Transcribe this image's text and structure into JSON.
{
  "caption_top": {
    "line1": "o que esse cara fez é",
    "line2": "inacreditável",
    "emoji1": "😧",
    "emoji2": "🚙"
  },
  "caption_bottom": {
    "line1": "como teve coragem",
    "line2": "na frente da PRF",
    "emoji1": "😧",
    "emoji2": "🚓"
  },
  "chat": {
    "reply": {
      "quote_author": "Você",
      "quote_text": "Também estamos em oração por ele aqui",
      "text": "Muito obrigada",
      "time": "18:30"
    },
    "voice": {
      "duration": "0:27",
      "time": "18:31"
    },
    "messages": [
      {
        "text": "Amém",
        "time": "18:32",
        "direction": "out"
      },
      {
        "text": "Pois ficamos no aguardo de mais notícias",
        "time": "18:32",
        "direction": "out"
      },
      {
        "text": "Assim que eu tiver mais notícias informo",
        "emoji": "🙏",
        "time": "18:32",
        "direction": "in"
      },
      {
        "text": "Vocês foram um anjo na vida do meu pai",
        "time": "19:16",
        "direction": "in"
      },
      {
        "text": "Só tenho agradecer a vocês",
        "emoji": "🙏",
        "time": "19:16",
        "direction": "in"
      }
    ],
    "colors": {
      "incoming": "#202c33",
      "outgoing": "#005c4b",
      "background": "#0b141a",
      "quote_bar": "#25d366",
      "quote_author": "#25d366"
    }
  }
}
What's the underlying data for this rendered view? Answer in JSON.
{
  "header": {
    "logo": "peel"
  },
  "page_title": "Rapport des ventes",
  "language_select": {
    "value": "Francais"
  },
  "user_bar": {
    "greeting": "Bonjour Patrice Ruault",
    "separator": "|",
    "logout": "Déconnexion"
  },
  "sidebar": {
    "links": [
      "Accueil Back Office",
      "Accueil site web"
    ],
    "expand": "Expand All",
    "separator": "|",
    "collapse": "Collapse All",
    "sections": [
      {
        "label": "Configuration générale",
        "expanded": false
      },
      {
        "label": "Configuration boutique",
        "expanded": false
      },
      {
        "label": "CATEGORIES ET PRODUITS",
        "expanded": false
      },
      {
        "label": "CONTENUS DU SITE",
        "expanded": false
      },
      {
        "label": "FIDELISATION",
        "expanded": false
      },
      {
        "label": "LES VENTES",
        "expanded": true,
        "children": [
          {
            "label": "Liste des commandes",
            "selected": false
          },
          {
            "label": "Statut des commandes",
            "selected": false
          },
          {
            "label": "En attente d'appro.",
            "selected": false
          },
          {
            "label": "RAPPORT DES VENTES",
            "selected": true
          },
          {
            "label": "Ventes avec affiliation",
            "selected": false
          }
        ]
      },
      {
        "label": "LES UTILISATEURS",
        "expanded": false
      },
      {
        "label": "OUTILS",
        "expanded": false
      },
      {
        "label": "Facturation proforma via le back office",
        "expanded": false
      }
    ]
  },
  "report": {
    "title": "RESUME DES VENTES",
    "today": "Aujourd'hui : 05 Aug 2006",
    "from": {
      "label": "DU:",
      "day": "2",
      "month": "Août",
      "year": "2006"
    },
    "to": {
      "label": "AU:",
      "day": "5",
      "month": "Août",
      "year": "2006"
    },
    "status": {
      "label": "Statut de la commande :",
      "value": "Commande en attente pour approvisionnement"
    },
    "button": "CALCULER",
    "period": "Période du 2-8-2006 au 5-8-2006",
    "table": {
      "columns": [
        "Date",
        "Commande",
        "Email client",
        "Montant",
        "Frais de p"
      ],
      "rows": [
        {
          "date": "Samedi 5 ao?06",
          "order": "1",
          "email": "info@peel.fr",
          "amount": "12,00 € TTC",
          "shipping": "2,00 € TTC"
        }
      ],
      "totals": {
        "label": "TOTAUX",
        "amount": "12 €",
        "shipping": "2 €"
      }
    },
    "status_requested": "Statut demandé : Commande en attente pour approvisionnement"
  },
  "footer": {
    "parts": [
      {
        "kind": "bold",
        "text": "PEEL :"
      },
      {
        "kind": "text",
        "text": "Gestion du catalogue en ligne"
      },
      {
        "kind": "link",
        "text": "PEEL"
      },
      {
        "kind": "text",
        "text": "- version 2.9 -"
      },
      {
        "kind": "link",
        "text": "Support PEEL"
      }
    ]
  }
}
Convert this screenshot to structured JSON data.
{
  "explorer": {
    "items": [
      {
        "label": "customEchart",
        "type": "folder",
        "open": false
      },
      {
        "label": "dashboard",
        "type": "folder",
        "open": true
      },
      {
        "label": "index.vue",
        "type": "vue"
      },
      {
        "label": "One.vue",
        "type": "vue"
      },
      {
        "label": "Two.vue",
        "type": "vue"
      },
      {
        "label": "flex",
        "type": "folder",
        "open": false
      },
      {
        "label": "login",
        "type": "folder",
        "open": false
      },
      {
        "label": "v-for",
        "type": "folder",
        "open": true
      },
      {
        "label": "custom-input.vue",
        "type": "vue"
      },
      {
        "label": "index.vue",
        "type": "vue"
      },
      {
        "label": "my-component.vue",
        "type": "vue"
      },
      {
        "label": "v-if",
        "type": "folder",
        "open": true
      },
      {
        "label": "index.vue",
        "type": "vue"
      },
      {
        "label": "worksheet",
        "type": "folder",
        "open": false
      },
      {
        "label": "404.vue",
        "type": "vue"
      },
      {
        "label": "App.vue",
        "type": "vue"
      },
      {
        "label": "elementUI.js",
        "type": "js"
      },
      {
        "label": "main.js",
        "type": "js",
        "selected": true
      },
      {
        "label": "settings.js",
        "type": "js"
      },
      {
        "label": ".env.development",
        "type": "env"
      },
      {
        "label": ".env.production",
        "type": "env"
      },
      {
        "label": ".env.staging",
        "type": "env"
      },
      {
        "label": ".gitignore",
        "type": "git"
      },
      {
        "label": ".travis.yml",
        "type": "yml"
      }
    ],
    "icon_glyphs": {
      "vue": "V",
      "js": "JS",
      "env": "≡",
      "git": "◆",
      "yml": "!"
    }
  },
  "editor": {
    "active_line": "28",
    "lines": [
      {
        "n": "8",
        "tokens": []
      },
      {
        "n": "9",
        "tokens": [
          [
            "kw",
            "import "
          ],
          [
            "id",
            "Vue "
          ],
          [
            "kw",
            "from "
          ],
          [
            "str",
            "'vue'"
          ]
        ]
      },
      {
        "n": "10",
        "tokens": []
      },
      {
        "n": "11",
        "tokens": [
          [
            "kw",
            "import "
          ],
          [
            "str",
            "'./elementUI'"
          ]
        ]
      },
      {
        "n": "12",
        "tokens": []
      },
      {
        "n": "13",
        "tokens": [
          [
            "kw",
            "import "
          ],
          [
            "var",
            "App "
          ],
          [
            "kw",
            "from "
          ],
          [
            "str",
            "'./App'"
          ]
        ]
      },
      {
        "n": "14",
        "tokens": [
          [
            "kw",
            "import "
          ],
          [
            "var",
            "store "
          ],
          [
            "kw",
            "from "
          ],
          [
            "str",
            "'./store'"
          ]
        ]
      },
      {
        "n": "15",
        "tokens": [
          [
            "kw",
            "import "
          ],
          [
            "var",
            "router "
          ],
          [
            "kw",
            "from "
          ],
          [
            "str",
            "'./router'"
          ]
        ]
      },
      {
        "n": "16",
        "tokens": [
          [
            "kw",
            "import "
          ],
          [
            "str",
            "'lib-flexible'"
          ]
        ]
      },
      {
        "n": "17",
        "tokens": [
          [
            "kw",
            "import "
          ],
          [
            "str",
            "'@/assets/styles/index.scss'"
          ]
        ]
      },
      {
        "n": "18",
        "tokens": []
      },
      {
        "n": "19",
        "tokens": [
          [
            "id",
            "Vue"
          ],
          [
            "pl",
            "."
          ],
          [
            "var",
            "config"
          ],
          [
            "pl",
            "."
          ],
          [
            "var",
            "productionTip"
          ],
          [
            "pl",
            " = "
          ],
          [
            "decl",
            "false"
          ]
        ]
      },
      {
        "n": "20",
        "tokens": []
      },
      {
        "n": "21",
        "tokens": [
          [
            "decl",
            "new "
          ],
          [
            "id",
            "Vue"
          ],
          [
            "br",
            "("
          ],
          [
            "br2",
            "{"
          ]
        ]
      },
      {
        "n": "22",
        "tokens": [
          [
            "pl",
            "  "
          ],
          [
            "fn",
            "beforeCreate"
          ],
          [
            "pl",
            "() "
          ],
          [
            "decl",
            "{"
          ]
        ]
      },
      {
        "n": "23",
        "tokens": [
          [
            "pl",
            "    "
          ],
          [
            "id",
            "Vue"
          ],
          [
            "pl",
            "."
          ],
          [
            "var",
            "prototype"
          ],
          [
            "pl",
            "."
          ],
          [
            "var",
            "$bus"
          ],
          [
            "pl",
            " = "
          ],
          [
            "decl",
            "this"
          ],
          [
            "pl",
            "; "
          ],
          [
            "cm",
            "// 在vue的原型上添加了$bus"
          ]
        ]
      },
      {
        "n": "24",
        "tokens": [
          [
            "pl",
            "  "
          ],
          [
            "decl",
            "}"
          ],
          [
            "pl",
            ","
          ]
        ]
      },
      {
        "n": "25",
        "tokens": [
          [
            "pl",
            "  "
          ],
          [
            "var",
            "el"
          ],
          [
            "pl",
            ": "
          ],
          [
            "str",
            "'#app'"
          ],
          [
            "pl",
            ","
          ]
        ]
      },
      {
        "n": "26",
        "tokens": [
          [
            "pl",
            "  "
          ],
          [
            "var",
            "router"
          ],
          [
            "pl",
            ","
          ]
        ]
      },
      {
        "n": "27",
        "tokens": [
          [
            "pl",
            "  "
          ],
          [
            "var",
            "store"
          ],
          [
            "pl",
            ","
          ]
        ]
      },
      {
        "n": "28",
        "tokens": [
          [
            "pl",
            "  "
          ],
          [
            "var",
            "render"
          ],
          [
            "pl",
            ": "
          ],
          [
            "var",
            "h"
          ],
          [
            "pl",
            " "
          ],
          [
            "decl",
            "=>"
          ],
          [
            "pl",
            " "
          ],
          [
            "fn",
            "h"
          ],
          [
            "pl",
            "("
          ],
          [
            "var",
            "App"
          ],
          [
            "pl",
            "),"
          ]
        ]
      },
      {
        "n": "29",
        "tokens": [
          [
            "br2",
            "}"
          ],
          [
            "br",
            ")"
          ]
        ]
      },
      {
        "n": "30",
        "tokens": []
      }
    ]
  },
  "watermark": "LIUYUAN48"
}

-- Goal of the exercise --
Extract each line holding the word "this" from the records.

-- Solution to the problem --
Transcribe this image's text and structure into JSON.
What's the underlying data for this rendered view? Answer in JSON.
Convert this screenshot to structured JSON data.
            "this"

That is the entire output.